To some guy, we forget his name. Don't worry, she'll still appear in The Konformist wearing outfits that show off her ass...
The HP TouchPad, July 1 - August 18, 2011
It would be fun to blame this on Russell Brand, their dubious spokesman, but the real culprit is Apple, whose iPad Hewlett-Packard just couldn't compete with. And if HP can't compete, good luck to Motorola, Samsung or Blackberry. (Ironically, after the TouchPad discontinue was announced, its sales skyrocketed over the Internet due to tablets previously priced at $499 and $599 on sale for $99 and $149.) The TouchPad is the tip of the iceberg for HP changes, as they are planning to spinoff their PC business (even though they're the world's biggest PC maker, a title they've held since buying Compaq in 2002) and getting out of the smartphone biz (even though they only bought Palm last year for $1.2 billion as part of a strategy to become a smartphone-tablet giant.) If this sounds to you like HP is flailing around cluelessly, you're not alone:its stock dropped more than it has since Black Monday 1987 on the news...
The Burger King Mascot, 2003-11
For some reason, BK decided its creepy looking mascot was bad for business. He actually has a semi-respectable history, with previous incarnations starting in 1955...
Nick Ashford, 70
Half of the husband-wife Motown songwriting duo behind "Ain't No Mountain High Enough", "Ain't Nothing Like the Real Thing" and "Reach Out and Touch Somebody's Hand"...
Jerry Lieber, 78
Half of another great songwriting duo with Mike Stoller, penned such hits as "Hound Dog", "Jailhouse Rock", "Yakety Yak" and "King Creole"...
Mike Flanagan, 59
MLB pitcher who won 167 games in his career, including 23 in 1979 while winning the Cy Young for the Baltimore Orioles.

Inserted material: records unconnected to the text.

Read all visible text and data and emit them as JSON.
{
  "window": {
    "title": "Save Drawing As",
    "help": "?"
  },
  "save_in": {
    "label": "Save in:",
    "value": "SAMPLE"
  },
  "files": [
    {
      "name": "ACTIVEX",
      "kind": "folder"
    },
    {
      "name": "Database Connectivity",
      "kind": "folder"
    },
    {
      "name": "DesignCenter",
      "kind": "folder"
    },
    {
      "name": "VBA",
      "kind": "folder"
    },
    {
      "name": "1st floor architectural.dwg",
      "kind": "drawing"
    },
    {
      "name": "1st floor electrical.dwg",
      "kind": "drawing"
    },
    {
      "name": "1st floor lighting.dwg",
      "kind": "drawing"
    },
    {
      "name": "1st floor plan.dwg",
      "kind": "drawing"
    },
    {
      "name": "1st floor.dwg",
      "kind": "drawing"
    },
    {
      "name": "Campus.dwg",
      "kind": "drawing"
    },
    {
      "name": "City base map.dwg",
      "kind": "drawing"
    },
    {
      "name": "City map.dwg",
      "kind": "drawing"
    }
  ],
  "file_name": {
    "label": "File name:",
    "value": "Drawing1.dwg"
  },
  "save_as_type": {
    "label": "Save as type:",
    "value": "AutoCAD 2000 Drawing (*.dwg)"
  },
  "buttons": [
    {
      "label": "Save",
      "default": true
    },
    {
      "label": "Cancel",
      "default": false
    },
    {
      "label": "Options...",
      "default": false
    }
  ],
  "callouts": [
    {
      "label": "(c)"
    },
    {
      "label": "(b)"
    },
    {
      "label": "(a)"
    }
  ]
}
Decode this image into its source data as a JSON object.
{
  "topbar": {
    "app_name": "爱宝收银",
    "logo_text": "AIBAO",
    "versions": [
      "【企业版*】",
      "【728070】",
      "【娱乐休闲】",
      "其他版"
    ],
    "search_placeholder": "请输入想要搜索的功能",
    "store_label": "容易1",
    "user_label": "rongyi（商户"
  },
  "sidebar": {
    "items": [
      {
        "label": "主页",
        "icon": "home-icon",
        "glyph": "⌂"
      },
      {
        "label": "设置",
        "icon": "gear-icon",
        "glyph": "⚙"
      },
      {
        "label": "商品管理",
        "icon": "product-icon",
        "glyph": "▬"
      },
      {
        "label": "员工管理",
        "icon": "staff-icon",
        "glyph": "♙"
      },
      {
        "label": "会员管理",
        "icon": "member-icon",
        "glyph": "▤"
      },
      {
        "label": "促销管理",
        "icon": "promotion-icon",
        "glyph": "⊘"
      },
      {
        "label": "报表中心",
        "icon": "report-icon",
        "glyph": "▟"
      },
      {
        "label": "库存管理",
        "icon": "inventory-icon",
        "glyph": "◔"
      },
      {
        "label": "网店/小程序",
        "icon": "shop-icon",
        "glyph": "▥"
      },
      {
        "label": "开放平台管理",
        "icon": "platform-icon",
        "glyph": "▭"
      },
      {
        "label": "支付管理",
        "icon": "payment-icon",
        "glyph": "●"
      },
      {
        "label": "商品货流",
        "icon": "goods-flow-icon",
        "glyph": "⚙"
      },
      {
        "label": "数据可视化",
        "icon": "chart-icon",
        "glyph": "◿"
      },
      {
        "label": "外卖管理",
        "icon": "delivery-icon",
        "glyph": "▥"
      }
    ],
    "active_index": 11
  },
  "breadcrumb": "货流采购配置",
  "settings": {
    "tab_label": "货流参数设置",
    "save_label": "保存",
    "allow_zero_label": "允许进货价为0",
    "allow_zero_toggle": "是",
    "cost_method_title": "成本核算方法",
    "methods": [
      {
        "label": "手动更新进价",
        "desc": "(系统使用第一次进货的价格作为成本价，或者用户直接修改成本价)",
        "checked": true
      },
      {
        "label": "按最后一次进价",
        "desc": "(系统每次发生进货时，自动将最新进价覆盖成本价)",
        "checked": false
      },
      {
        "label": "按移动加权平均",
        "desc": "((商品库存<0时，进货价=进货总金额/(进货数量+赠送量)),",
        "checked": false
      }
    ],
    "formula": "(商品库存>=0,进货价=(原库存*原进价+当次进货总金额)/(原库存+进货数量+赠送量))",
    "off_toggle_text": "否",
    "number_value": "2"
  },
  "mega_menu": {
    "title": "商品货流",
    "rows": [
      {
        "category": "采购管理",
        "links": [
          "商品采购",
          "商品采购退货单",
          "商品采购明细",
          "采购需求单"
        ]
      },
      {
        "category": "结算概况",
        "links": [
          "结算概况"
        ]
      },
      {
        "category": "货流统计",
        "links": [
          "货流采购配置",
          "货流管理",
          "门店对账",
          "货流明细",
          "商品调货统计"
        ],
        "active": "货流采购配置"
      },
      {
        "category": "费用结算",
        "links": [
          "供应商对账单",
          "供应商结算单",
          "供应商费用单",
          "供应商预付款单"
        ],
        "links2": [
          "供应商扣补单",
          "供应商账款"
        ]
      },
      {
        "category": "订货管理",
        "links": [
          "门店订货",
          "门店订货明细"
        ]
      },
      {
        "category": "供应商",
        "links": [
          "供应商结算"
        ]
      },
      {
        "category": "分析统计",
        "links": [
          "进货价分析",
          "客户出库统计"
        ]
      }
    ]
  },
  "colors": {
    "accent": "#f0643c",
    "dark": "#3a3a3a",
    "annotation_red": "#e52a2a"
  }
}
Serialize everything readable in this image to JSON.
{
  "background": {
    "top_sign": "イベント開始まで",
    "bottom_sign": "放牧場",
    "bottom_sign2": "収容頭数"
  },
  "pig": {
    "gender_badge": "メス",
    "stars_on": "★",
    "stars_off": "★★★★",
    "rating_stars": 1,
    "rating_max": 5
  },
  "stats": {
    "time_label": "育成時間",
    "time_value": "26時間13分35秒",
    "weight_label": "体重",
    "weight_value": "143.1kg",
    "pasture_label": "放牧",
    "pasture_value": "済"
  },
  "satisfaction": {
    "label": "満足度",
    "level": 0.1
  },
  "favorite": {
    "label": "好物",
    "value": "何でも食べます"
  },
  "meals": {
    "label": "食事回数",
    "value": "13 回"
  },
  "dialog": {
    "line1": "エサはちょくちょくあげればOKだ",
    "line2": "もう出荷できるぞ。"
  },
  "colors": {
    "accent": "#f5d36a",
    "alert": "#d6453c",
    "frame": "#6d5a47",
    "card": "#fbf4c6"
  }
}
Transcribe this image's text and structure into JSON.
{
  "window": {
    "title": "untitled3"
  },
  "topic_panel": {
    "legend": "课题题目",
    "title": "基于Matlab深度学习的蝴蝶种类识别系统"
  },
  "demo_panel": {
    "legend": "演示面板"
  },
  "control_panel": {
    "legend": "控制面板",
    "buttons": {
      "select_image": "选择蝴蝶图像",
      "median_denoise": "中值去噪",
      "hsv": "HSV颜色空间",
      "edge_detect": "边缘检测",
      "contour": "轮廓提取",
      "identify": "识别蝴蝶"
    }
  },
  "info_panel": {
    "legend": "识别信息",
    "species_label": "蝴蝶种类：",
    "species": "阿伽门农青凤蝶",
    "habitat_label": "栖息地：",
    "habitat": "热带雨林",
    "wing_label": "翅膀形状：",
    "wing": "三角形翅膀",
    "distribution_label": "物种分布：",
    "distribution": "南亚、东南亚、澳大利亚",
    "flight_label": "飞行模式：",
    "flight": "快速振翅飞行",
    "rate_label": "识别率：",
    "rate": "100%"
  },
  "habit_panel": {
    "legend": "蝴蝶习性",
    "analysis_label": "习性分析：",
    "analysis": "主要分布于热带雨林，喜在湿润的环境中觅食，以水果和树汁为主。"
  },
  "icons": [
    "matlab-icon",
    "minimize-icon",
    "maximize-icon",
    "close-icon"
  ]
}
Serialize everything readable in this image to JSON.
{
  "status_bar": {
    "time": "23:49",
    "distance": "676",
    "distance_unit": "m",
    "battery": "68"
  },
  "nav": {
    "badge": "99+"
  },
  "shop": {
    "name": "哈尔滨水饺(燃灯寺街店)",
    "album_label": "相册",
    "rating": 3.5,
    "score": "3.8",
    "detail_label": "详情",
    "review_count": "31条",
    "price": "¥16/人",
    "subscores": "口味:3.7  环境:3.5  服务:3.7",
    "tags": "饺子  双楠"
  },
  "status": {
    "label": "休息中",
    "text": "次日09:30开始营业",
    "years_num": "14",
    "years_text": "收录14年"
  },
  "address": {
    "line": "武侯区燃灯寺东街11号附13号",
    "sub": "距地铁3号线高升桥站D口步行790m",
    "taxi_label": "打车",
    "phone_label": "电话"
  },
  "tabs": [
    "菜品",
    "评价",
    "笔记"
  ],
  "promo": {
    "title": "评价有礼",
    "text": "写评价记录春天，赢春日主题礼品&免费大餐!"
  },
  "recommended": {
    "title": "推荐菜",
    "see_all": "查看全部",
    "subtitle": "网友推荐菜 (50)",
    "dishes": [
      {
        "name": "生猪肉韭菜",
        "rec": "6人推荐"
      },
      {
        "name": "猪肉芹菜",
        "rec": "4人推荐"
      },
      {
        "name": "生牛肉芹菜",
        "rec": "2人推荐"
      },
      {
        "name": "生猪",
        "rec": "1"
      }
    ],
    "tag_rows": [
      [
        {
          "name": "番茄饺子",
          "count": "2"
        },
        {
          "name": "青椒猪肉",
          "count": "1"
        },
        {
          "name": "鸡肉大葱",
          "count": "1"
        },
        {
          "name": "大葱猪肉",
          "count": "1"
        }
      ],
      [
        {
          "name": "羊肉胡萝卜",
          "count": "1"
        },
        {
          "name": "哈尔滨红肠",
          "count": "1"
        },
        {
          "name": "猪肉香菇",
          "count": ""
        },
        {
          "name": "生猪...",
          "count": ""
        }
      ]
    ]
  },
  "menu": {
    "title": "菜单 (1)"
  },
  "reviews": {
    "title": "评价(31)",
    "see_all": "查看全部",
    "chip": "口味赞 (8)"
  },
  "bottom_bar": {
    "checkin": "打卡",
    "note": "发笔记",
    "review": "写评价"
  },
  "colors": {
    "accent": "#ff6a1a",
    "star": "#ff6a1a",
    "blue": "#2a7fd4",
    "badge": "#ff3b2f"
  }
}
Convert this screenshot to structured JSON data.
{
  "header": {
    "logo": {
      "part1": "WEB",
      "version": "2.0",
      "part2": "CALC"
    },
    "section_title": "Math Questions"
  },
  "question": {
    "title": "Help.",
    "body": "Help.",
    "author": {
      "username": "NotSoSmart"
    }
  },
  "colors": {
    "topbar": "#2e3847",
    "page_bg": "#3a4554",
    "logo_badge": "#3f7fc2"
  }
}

He also was part of the last O's World Series team from 1983...
Joey Vento, 71
Owner of Geno's Steaks, founded in Philly in 1966 one of the city's two most famed makers of cheesesteaks...
Last but definitely not least, farewell to Steve Jobs as CEO of Apple, arguably the man who has changed America for the better more than anyone over the last decade. Normally, we don't gush about CEOs on The Konformist, but we'll make a deserved exception for him...